Make sure your heat pump is receiving power and check that your thermostat is set to heat. If everything is set correctly, your heat pump start capacitor may be broken or there could be an issue with your reversing valve. 

Heat pump not heating home

See if your unit is blocked by snow, ice, or fallen shrubbery. Your air filter may also need to be cleaned or changed if it is clogged and unable to efficiently let air through.

If your unit and filter are free of debris, the problem could be low refrigerant levels. For your safety, refilling and recharging the refrigerant should be done by an EPA-certified HVAC professional.

Heat pump is constantly running

A continuously running unit will hike up your electricity bill and shorten the lifespan of your heat pump. Check your thermostat settings and clean your air filter. If that doesn’t solve the problem, your compressor contactor may be broken.

Best thermostat setting in winter

The best temperature to set your thermostat to in the winter is 68 degrees while you’re at home. When you’re away, we recommend lowering your thermostat by seven to 10 degrees.

This fluctuating temperature provides both comfort and cost savings for your electricity bill. According to Energy Star, you can save up to 10% a year in heating costs by lowering your temperature to around 60 degrees during the night or when you’re away.

To maintain your cost savings and keep your aux heat from turning on as you warm up your living space, we recommend increasing your thermostat by two-degree intervals.
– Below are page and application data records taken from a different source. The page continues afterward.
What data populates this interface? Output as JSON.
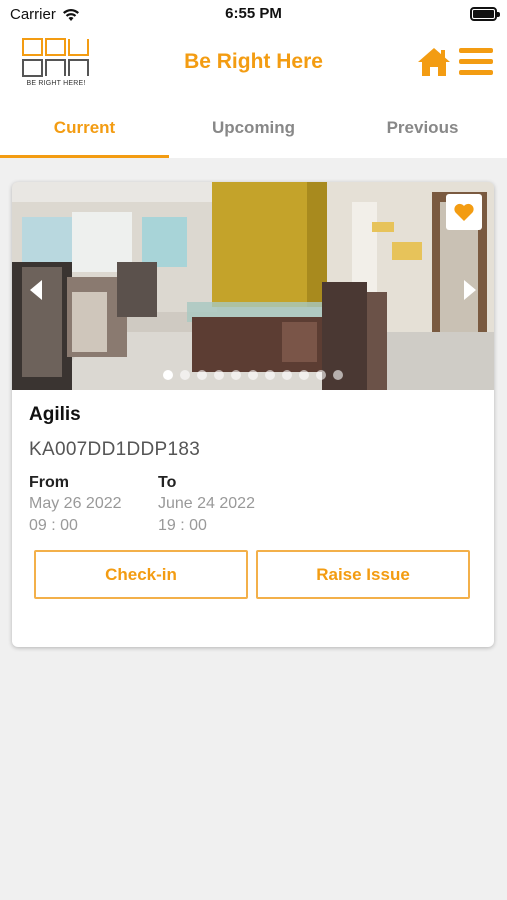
{
  "status_bar": {
    "carrier": "Carrier",
    "time": "6:55 PM"
  },
  "header": {
    "logo_caption": "BE RIGHT HERE!",
    "title": "Be Right Here",
    "home_icon": "home-icon",
    "menu_icon": "hamburger-menu-icon"
  },
  "tabs": [
    {
      "label": "Current",
      "active": true
    },
    {
      "label": "Upcoming",
      "active": false
    },
    {
      "label": "Previous",
      "active": false
    }
  ],
  "booking": {
    "name": "Agilis",
    "id": "KA007DD1DDP183",
    "from_label": "From",
    "from_date": "May 26 2022",
    "from_time": "09 : 00",
    "to_label": "To",
    "to_date": "June 24 2022",
    "to_time": "19 : 00",
    "favorite": true,
    "image_count": 11,
    "active_image": 1
  },
  "actions": {
    "checkin_label": "Check-in",
    "raise_issue_label": "Raise Issue"
  },
  "colors": {
    "accent": "#f39c12",
    "background": "#f0f0f0"
  }
}
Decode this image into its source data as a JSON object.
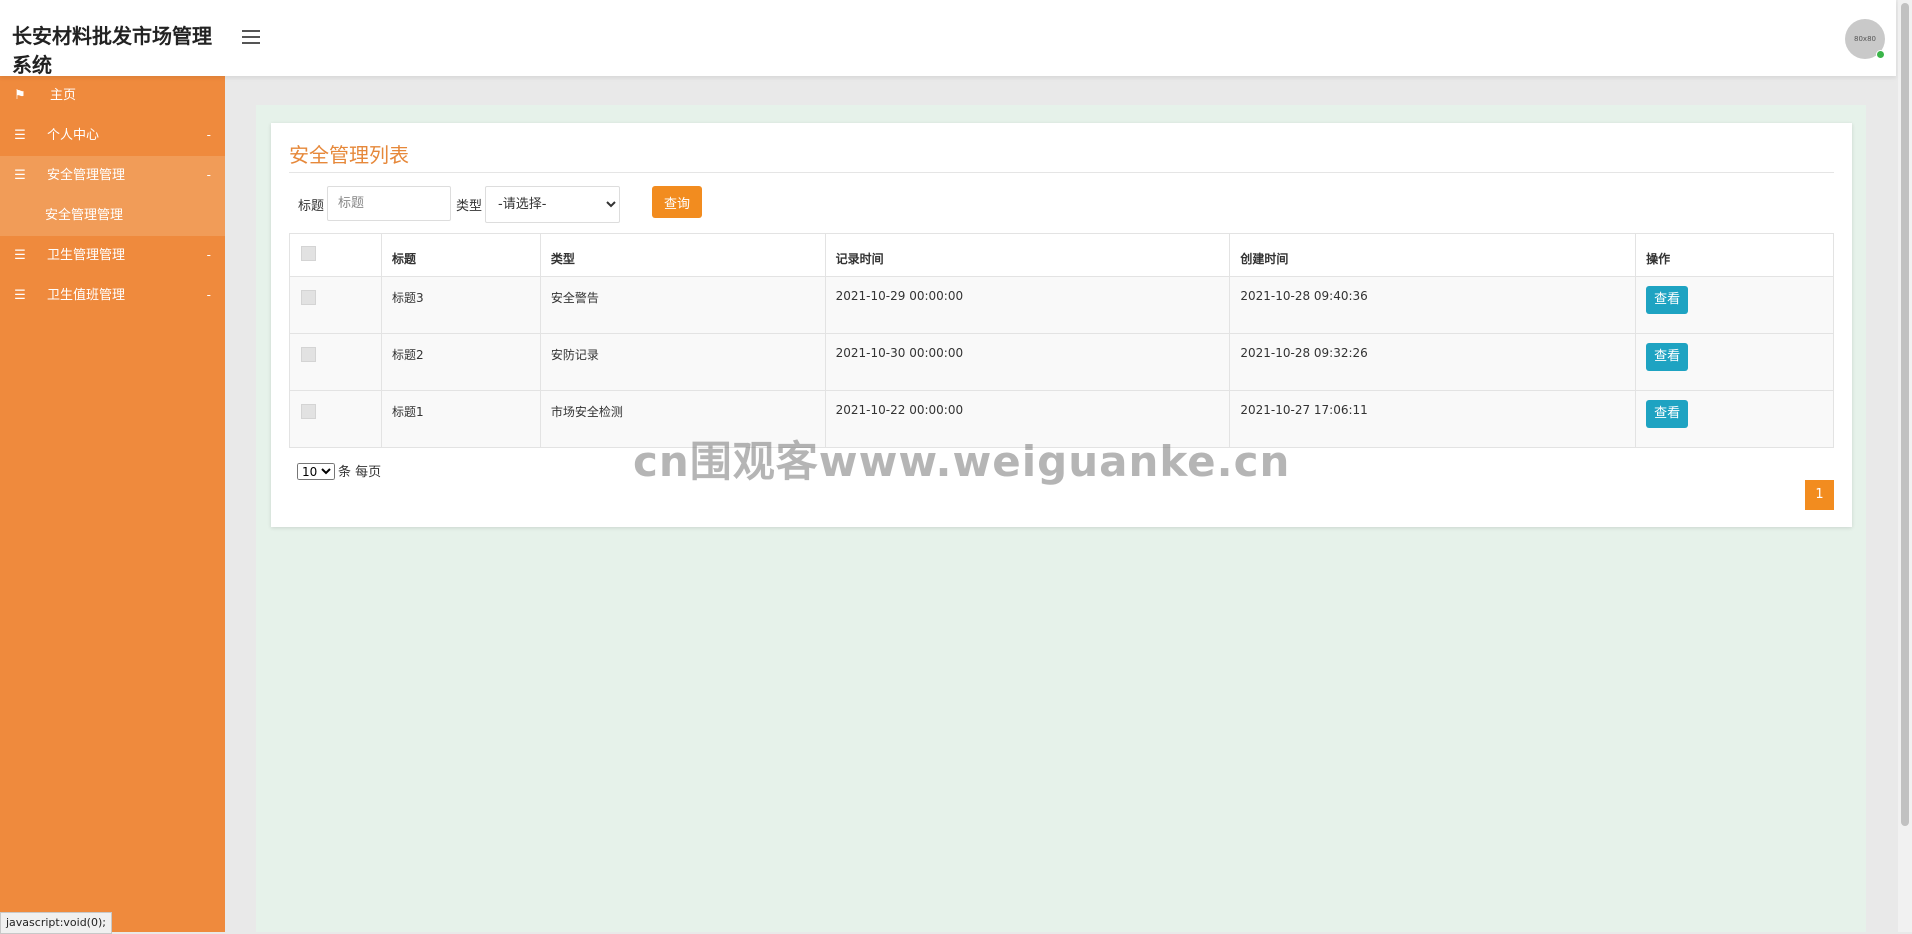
{
  "app": {
    "title": "长安材料批发市场管理系统",
    "avatar_text": "80x80"
  },
  "sidebar": {
    "items": [
      {
        "label": "主页",
        "icon": "flag-icon"
      },
      {
        "label": "个人中心",
        "icon": "list-icon"
      },
      {
        "label": "安全管理管理",
        "icon": "list-icon"
      },
      {
        "label": "卫生管理管理",
        "icon": "list-icon"
      },
      {
        "label": "卫生值班管理",
        "icon": "list-icon"
      }
    ],
    "sub_items": [
      {
        "label": "安全管理管理"
      }
    ]
  },
  "card": {
    "title": "安全管理列表"
  },
  "filter": {
    "title_label": "标题",
    "title_placeholder": "标题",
    "type_label": "类型",
    "type_selected": "-请选择-",
    "query_label": "查询"
  },
  "table": {
    "headers": [
      "标题",
      "类型",
      "记录时间",
      "创建时间",
      "操作"
    ],
    "rows": [
      {
        "title": "标题3",
        "type": "安全警告",
        "record_time": "2021-10-29 00:00:00",
        "created_time": "2021-10-28 09:40:36",
        "action": "查看"
      },
      {
        "title": "标题2",
        "type": "安防记录",
        "record_time": "2021-10-30 00:00:00",
        "created_time": "2021-10-28 09:32:26",
        "action": "查看"
      },
      {
        "title": "标题1",
        "type": "市场安全检测",
        "record_time": "2021-10-22 00:00:00",
        "created_time": "2021-10-27 17:06:11",
        "action": "查看"
      }
    ]
  },
  "pagination": {
    "page_size": "10",
    "per_page_label": "条 每页",
    "current_page": "1"
  },
  "watermark": "cn围观客www.weiguanke.cn",
  "status_bar": "javascript:void(0);",
  "colors": {
    "sidebar": "#ef8a3d",
    "accent": "#f28c1f",
    "view_button": "#1ea3c2",
    "title": "#e6883a"
  }
}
This will help avoid tripping your thermostat’s failsafe feature and starting your auxiliary heat cycle.

How to better insulate your home

Keep your home at a steady temperature and your heat pump from putting in extra work by properly sealing your living space from the chilly air. Energy.gov has some great recommendations for sealing air leaks to keep you comfortable all year round. 

Here are a few of our favorites:

  • Caulk and weatherstrip doors and windows that may leak air.
  • Ensure where your plumbing, ducting, and electrical wiring comes through the walls, floors, and ceilings is properly sealed.
  • Inspect dirty spots in your insulation for air leaks and mold. You can use a low-expansion spray foam or install house flashing where you find issues.
  • Replace single-pane windows with more efficient double-pane windows.
  • If you have a fireplace, make sure the flue damper is tightly closed when it is not in use.
  • Seal air leaks around fireplaces, chimneys, furnaces, and water heaters with fire-resistant materials like sheet metal, sheetrock, or furnace cement caulk.

Stress less about auxiliary heat

It’s likely at some point throughout the winter you’ll see “aux heat” on your thermostat. Now you know there’s no need for immediate panic. In all likelihood, your heating system is working just as it should and needs a little extra power to get your home back to where you’re most comfortable.

Keep an eye on your thermostat year-round for any warning signs of larger issues with your HVAC system. Remember to perform regular checks and maintenance, and everything should continue to run smoothly.